Also, I simply don’t have enough pants. I thought I brought a lot of underwear for sleeping and going out, but I didn’t have enough at all, so I had to scrub them with soap.
During the three days of quarantine, I ate three meals a day and had a few drinks while watching the sunset. I was in such good health that I was almost skeptical that I was really positive. I was so healthy that I was inclined to doubt whether I was really positive or not.
The antigen test was negative every day, but in case the next PCR test was positive again, I was quarantined for 72 hours. If the next test after that is also positive, there is a possibility of false positives. If the test does not remain negative for a long time, you will have to go to the consulate abroad to have a consular letter issued after fulfilling various conditions.

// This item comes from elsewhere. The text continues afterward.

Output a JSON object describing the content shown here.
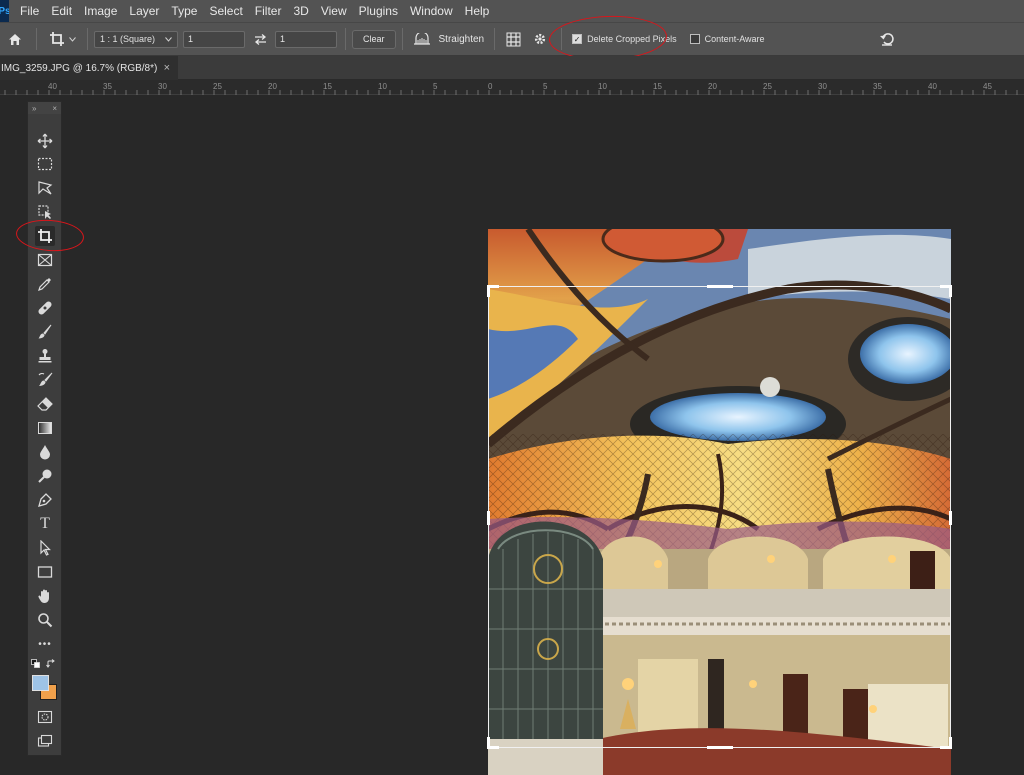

I used to get depressed every day before going to bed thinking, “I can’t go back to Japan anymore …….
In the meantime, the quarantine period was over. I washed my nose as much as I could and went to the PCR. The nose test was more expensive than the saliva test, costing about 30,000 Japanese yen. Even though I would get the money back later, it was a big expense.
As a result, I was saved by the full support of my friends, who were a godsend. If anything, it was probably more comfortable than last year when I was home alone with symptoms. It was a blessing in disguise, but above all, I am sorry for my friends who were unable to enjoy the trip to the fullest.
If you are considering a trip abroad now…you might want to wait a little longer. If you are fluent in English, are used to traveling, and can work remotely, that’s fine, but if you are a random type like me, it’s too risky unless you go with someone who can support you well.
Also, be sure to get insurance. Most credit cards include overseas insurance. But! Depending on the type of credit card, there may be little or no coverage for corona-positive symptoms overseas.
At first I said, “I have a credit card, so I’ll be fine,” but a firm friend of mine strongly advised me to get one at the airport, and I was so insistent that I gave in and got one.
I think it is better to think about “what to do if I get a corona abroad” first, rather than “what to do when I go abroad.
Whatever you do, Corona, get it over with. 〜〜〜〜！！！！！
Interview and text by： Sari Yoshizawa
Born in Yamanashi Prefecture in 1985, Sarie Yoshizawa is a gravure idol with over 100 cm big breasts and was a finalist in the 2016 "Miss FLASH" pageant. She is also active as a writer, and her most recent book is "Kinda de kara de kara de kara de kara de kara de kara de kara de kara de kara de kara" (Saizusha). For the latest updates, check her Twitter (@sally_y0720).